═══ Records for the exercise ═══

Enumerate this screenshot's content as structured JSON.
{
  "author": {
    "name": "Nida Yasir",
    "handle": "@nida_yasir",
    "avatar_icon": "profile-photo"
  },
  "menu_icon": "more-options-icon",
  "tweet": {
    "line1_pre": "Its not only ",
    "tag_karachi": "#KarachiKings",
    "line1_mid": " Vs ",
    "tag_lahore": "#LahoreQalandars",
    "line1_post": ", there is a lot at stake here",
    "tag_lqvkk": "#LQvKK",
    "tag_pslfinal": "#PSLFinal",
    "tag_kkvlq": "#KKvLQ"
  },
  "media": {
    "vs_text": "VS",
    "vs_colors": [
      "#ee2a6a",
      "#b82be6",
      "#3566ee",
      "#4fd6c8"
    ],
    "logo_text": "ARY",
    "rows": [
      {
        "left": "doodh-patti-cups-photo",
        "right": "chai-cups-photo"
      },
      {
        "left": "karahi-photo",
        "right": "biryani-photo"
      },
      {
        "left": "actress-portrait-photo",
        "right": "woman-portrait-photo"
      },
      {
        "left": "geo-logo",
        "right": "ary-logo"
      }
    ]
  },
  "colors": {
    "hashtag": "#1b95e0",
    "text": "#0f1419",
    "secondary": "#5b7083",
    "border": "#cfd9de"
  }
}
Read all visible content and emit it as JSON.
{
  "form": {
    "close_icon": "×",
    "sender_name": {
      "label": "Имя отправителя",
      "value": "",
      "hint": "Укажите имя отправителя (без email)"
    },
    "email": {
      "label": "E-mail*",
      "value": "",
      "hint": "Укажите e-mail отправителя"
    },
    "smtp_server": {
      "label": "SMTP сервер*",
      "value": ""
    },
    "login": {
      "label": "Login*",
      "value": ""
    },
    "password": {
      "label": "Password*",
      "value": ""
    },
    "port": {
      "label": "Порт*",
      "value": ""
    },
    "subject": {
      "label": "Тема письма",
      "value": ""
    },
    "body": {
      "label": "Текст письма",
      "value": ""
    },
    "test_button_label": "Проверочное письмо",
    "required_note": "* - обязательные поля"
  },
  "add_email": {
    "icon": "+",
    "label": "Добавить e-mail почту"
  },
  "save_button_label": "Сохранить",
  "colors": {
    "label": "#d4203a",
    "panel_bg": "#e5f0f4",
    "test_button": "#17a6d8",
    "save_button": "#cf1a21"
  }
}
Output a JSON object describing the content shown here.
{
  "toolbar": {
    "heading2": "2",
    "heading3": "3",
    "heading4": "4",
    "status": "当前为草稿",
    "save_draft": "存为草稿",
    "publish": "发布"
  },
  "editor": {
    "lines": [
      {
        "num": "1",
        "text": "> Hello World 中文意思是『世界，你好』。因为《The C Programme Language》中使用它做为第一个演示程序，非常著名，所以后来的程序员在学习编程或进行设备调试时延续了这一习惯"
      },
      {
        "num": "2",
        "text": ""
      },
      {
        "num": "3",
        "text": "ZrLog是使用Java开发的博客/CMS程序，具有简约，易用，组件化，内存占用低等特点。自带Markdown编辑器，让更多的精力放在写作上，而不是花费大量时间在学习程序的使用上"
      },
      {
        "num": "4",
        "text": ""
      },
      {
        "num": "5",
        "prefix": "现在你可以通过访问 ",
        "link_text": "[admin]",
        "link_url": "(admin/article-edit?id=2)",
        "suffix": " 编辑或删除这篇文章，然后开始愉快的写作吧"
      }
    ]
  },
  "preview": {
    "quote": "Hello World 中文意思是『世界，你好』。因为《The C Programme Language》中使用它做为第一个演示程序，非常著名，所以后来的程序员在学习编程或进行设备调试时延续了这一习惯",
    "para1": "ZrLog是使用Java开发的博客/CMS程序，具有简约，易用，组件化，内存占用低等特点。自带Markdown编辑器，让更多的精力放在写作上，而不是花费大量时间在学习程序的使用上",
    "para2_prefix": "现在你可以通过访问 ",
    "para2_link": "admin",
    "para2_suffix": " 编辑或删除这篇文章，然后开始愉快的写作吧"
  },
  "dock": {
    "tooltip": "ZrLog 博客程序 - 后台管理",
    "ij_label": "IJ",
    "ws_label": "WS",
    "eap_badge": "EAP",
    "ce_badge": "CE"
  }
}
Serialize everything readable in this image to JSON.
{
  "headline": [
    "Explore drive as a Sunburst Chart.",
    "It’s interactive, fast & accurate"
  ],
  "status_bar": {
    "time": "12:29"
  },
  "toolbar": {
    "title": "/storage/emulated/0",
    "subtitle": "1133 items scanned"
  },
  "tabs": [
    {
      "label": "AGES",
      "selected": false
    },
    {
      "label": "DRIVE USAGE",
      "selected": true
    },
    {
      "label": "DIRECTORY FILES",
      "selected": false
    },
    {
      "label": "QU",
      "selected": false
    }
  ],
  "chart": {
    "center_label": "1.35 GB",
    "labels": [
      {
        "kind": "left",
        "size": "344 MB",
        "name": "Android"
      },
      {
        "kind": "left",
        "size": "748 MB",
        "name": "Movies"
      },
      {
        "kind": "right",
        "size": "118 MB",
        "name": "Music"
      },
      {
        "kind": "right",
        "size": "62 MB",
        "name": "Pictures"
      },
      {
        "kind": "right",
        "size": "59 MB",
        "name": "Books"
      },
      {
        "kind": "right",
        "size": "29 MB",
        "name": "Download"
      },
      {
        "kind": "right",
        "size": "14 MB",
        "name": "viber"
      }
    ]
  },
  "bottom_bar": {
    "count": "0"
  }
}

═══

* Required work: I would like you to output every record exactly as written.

* Answer to this task:
Enumerate this screenshot's content as structured JSON.
{
  "author": {
    "name": "Nida Yasir",
    "handle": "@nida_yasir",
    "avatar_icon": "profile-photo"
  },
  "menu_icon": "more-options-icon",
  "tweet": {
    "line1_pre": "Its not only ",
    "tag_karachi": "#KarachiKings",
    "line1_mid": " Vs ",
    "tag_lahore": "#LahoreQalandars",
    "line1_post": ", there is a lot at stake here",
    "tag_lqvkk": "#LQvKK",
    "tag_pslfinal": "#PSLFinal",
    "tag_kkvlq": "#KKvLQ"
  },
  "media": {
    "vs_text": "VS",
    "vs_colors": [
      "#ee2a6a",
      "#b82be6",
      "#3566ee",
      "#4fd6c8"
    ],
    "logo_text": "ARY",
    "rows": [
      {
        "left": "doodh-patti-cups-photo",
        "right": "chai-cups-photo"
      },
      {
        "left": "karahi-photo",
        "right": "biryani-photo"
      },
      {
        "left": "actress-portrait-photo",
        "right": "woman-portrait-photo"
      },
      {
        "left": "geo-logo",
        "right": "ary-logo"
      }
    ]
  },
  "colors": {
    "hashtag": "#1b95e0",
    "text": "#0f1419",
    "secondary": "#5b7083",
    "border": "#cfd9de"
  }
}
Read all visible content and emit it as JSON.
{
  "form": {
    "close_icon": "×",
    "sender_name": {
      "label": "Имя отправителя",
      "value": "",
      "hint": "Укажите имя отправителя (без email)"
    },
    "email": {
      "label": "E-mail*",
      "value": "",
      "hint": "Укажите e-mail отправителя"
    },
    "smtp_server": {
      "label": "SMTP сервер*",
      "value": ""
    },
    "login": {
      "label": "Login*",
      "value": ""
    },
    "password": {
      "label": "Password*",
      "value": ""
    },
    "port": {
      "label": "Порт*",
      "value": ""
    },
    "subject": {
      "label": "Тема письма",
      "value": ""
    },
    "body": {
      "label": "Текст письма",
      "value": ""
    },
    "test_button_label": "Проверочное письмо",
    "required_note": "* - обязательные поля"
  },
  "add_email": {
    "icon": "+",
    "label": "Добавить e-mail почту"
  },
  "save_button_label": "Сохранить",
  "colors": {
    "label": "#d4203a",
    "panel_bg": "#e5f0f4",
    "test_button": "#17a6d8",
    "save_button": "#cf1a21"
  }
}
Output a JSON object describing the content shown here.
{
  "toolbar": {
    "heading2": "2",
    "heading3": "3",
    "heading4": "4",
    "status": "当前为草稿",
    "save_draft": "存为草稿",
    "publish": "发布"
  },
  "editor": {
    "lines": [
      {
        "num": "1",
        "text": "> Hello World 中文意思是『世界，你好』。因为《The C Programme Language》中使用它做为第一个演示程序，非常著名，所以后来的程序员在学习编程或进行设备调试时延续了这一习惯"
      },
      {
        "num": "2",
        "text": ""
      },
      {
        "num": "3",
        "text": "ZrLog是使用Java开发的博客/CMS程序，具有简约，易用，组件化，内存占用低等特点。自带Markdown编辑器，让更多的精力放在写作上，而不是花费大量时间在学习程序的使用上"
      },
      {
        "num": "4",
        "text": ""
      },
      {
        "num": "5",
        "prefix": "现在你可以通过访问 ",
        "link_text": "[admin]",
        "link_url": "(admin/article-edit?id=2)",
        "suffix": " 编辑或删除这篇文章，然后开始愉快的写作吧"
      }
    ]
  },
  "preview": {
    "quote": "Hello World 中文意思是『世界，你好』。因为《The C Programme Language》中使用它做为第一个演示程序，非常著名，所以后来的程序员在学习编程或进行设备调试时延续了这一习惯",
    "para1": "ZrLog是使用Java开发的博客/CMS程序，具有简约，易用，组件化，内存占用低等特点。自带Markdown编辑器，让更多的精力放在写作上，而不是花费大量时间在学习程序的使用上",
    "para2_prefix": "现在你可以通过访问 ",
    "para2_link": "admin",
    "para2_suffix": " 编辑或删除这篇文章，然后开始愉快的写作吧"
  },
  "dock": {
    "tooltip": "ZrLog 博客程序 - 后台管理",
    "ij_label": "IJ",
    "ws_label": "WS",
    "eap_badge": "EAP",
    "ce_badge": "CE"
  }
}
Serialize everything readable in this image to JSON.
{
  "headline": [
    "Explore drive as a Sunburst Chart.",
    "It’s interactive, fast & accurate"
  ],
  "status_bar": {
    "time": "12:29"
  },
  "toolbar": {
    "title": "/storage/emulated/0",
    "subtitle": "1133 items scanned"
  },
  "tabs": [
    {
      "label": "AGES",
      "selected": false
    },
    {
      "label": "DRIVE USAGE",
      "selected": true
    },
    {
      "label": "DIRECTORY FILES",
      "selected": false
    },
    {
      "label": "QU",
      "selected": false
    }
  ],
  "chart": {
    "center_label": "1.35 GB",
    "labels": [
      {
        "kind": "left",
        "size": "344 MB",
        "name": "Android"
      },
      {
        "kind": "left",
        "size": "748 MB",
        "name": "Movies"
      },
      {
        "kind": "right",
        "size": "118 MB",
        "name": "Music"
      },
      {
        "kind": "right",
        "size": "62 MB",
        "name": "Pictures"
      },
      {
        "kind": "right",
        "size": "59 MB",
        "name": "Books"
      },
      {
        "kind": "right",
        "size": "29 MB",
        "name": "Download"
      },
      {
        "kind": "right",
        "size": "14 MB",
        "name": "viber"
      }
    ]
  },
  "bottom_bar": {
    "count": "0"
  }
}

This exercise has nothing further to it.